Construction Dispute Law in New Jersey
Owners of real estate in Iselin, New Jersey frequently contract with other parties ("contractors") for construction on the property they own. Such projects are likely to suffer at least a few minor setbacks, and any project also carries the risk of major setbacks, delays, or unexpected costs.
Most often, landowners and construction contractors are able to resolve minor to moderate disputes between themselves, and litigation is rarely necessary. Nobody likes litigation, so, to this end, most construction contracts have built-in remedies in case something goes wrong, like set price reductions if construction is delayed.
Even if disagreements can't be resolved amongst the parties to the contract, they don't need to take their dispute into the court system. For instance, construction contracts typically call for mediation or arbitration before any disputes are resolved by the courts. Mediation is a process by which a third party serves as a sort of intermediary in settlement negotiations between the parties to the contract. The mediator can help keep negotiations on track, and suggest possible solutions the parties might not have thought of. The mediator can't issue a binding decision, however. Arbitration is a process through which the parties agree to have their dispute resolved by a third party, which can render a binding decision. Arbitration can be faster and cheaper than litigation, and it has some other advantages, as well.
Litigation of construction disputes in Iselin, New Jersey can be extremely time-consuming, stressful, and costly. Nevertheless, there are (relatively rare) occurrences where it is the only option.
Examples of Construction Disputes That Might Lead to Litigation in Iselin, New Jersey
Major Delays: If the contractor or a subcontractor is at fault in causing a considerable delay to a project (several months, for example), this may lead to a lawsuit. If the contract stated that time was of the essence for some reason (maybe the project was a new store that the owner hoped to open before the holiday shopping season, for example), a court can typically award the owner any damages that were caused by the delay.
Refusal to Pay: Contractors can be on the other side of legal disputes, as well.
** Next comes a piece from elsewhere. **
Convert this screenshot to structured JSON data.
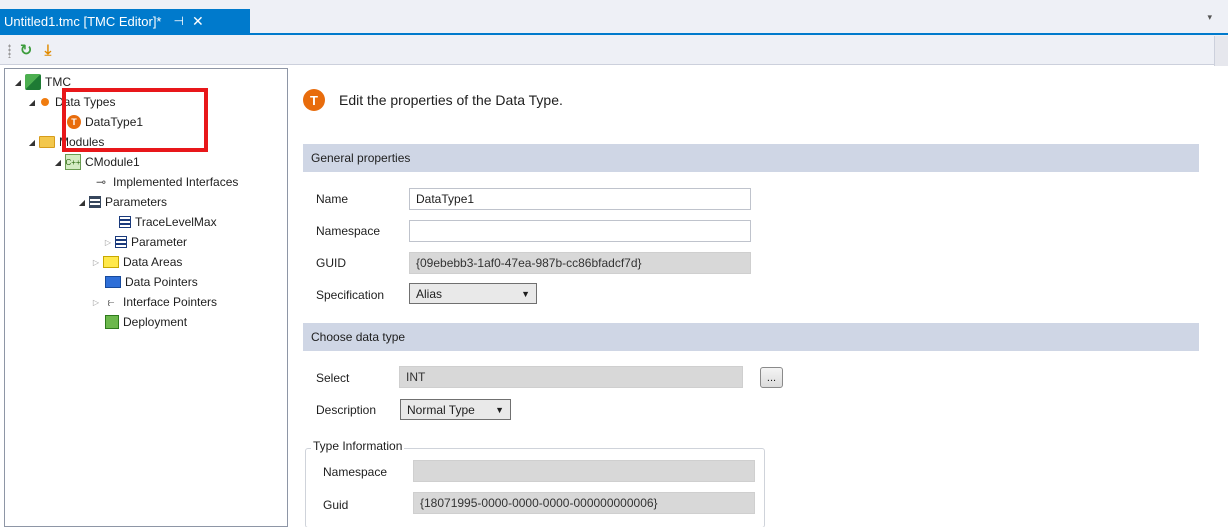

Sometimes, the landowners who hired them refuse to pay. This is typically because the landowner believes that the contractor didn't perform under the terms of the contract, or that the work was unsatisfactory. If this is the case, it may ultimately be up to a court to decide who is right. If the contractor did, in fact, do poor work, the landowner will be excused, at least in part, from his duty to pay. If, on the other hand, the work was satisfactory, the court will order the landowner to pay the contract price immediately, and may award additional damages if the refusal to pay was done in bad faith, or if it caused foreseeable economic harm to the contractor.
Subcontractor Disputes: In large projects, contractors often can't handle every aspect of the construction, so they hire other (typically smaller) contractors to do some specialized work for them, such as plumbing, electrical installations, and the like. The general contractor, however, is responsible to the owner for anything that goes wrong. If a subcontractor messes up, and the owner sues the contractor, the contractor will have to pay. However, the contractor can then go after the subcontractor to recover whatever he had to pay.
Mechanic's Lien: If the contractor wins in a lawsuit against the land owner, and the court orders the owner to pay the contractor for services rendered, the contractor needs a way to secure payment, if the owner refuses. In some cases, a mechanic's lien permits the contractor to force the sale of the land, and any improvements to it, in order to secure payment for the services it provided.
Can a Iselin, New Jersey Attorney Help?
Construction disputes can be time-consuming and costly. Hiring a knowledgeable Iselin, New Jersey real estate attorney can make it much easier to deal with such disputes, and help you avoid litigation, or prevail if litigation becomes necessary.